Sunday, November 25, 2012

Build LLC in Seattle

This is just a little shout out of love for one of my new favorite architectural blogs.


Build LLC is a design/build firm in Seattle that does a great job restoring and building MCM homes or at least homes with a Modern flair.

Their website is a nice showcase of their work, and their blog is a FANTASTIC resource for those of us doing things that are a little beyond simply buying materials at Lowe’s and putting them up in a typical fashion.

I stumbled across the blog looking for information on edge treatment for drywall (L Bead, J Bead, reveals, etc.) and was amazed by the amount of “secrets” that Build LLC had made available on their site. [that specific post is here]

Another post I read regarding drywall was giving tips on how to make sure minor mistakes in the framing, construction, etc. don’t show through to the finished wall.  That’s some valuable and extremely helpful information (not something construction people are often apt to share!).

Kudos for not being so guarded with this fantastic information and for helping people like me figure out how to create beautiful work in a not-so-typical fashion!

Sliding Doors (Barn Door Hardware for Trolley/Rail Mount Door)

On the journey to our MCM Atomic Ranch home, we restored and lived in two other homes.  The first was an Ohio farm house (1917) that we restored/reinvented to something more “modern,” but definitely on the contemporary side of things, before I became a fan of more “purist” MCM ideals.  The second home was a beautiful little American Foursquare (1911).  In each of those locations, I built a sliding door and used simple galvanized steel barn door hardware for the sliding rail/track.

The room is obviously in progress, but you can see the door style on the left (click to enlarge photo).
In the first home, I custom built a giant door for the bathroom that was clad in steel sheeting to look like an old freezer door.  On the second home, the installation was for an exterior courtyard “gate” application.

I am currently building an attached shed on the back of my studio, and when I visited Lowe’s and Home Depot to pick up the barn door hardware I needed for a large (barn door sized) pocket door, I was surprised to find that they don’t carry barn door hardware!  How can Lowe’s/HD in COLORADO (land of horse and barn) not have sliding barn door hardware?!

I had quite a bit of trouble locating a local store that carries what I need, and it was also fairly difficult to find anything online at a reasonable price.  The typical Stanley rails I’ve used before are not even available at Grainger (my source for “to the trade” hard to find hardware type stuff), and the ones they DO have start at $110 (with local pickup) and go up from there.
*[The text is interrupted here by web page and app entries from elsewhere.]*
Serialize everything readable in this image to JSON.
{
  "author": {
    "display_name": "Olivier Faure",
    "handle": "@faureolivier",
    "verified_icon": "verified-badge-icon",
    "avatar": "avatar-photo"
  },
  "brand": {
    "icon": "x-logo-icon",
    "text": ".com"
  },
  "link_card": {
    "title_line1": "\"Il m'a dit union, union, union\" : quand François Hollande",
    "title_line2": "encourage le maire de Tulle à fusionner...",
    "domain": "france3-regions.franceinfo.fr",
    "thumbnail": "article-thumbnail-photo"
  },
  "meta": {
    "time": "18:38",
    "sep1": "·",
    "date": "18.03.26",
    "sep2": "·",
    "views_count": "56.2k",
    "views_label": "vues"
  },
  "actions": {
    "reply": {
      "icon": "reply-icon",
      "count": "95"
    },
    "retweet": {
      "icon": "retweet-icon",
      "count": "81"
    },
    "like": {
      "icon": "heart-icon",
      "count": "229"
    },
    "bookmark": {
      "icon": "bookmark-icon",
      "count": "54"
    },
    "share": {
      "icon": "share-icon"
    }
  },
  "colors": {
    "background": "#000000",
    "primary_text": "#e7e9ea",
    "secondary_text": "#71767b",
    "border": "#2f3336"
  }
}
WTF?!

The cheapest thing I finally found was at It’s $18.36 for an 8 foot rail or $13.76 for a 6 foot rail (each is rated at 450 pounds).  I was nervous about the shipping cost of an 8 foot piece of steel, but the shipping was only $25 (the site said it would only be $15, but they charge a $10 shipping surcharge on the item –beware of this when ordering from other sites, some say “additional shipping may be charged, we will contact you if this is the case” –so you make your purchase and they call you to tell you it will actually cost more to ship!!!).  So that’s $44 total for the rail delivered (a far cry from Grainger’s starting price of $110).  In comparison, the rail is $30 at Sears (but only online, so $15 more for tax and shipping), and can be found for around $40 on Amazon (with a shipping price of anywhere from $11 to $125 (!!!), depending upon the vendor).  I can’t decide if I’ll be going with a more “known” vendor like Sears or Amazon (hopefully this could mitigate taking care of any issues that might arise) verses ordering from, which I’ve never heard of or used before.

The link below illustrates the kind of thing I had been running up against prior to finding the options above.

$341 for barn door hardware ($629 for the stainless)?! Obviously they are preying upon those who were not raised on a farm and think they must pay a premium for something “quaint” (I understand a higher price for the stainless stuff, but still…). The Real Sliding Hardware site IS a great place to see different installations of this kind of setup, and they also have some cool stuff that is a little more custom looking/functioning than simple barn door box rail.

To complete the project, I lucked out and found a box with all of the rest of the hardware (the hanging trolley wheels, rail hanging brackets, guide rail/wheels, etc.) at my local Habitat for Humanity ReStore for $15 (it’ll run you anywhere from $85-$125 for all the extra stuff new, or $35 for a two-pack of just the trolley wheels).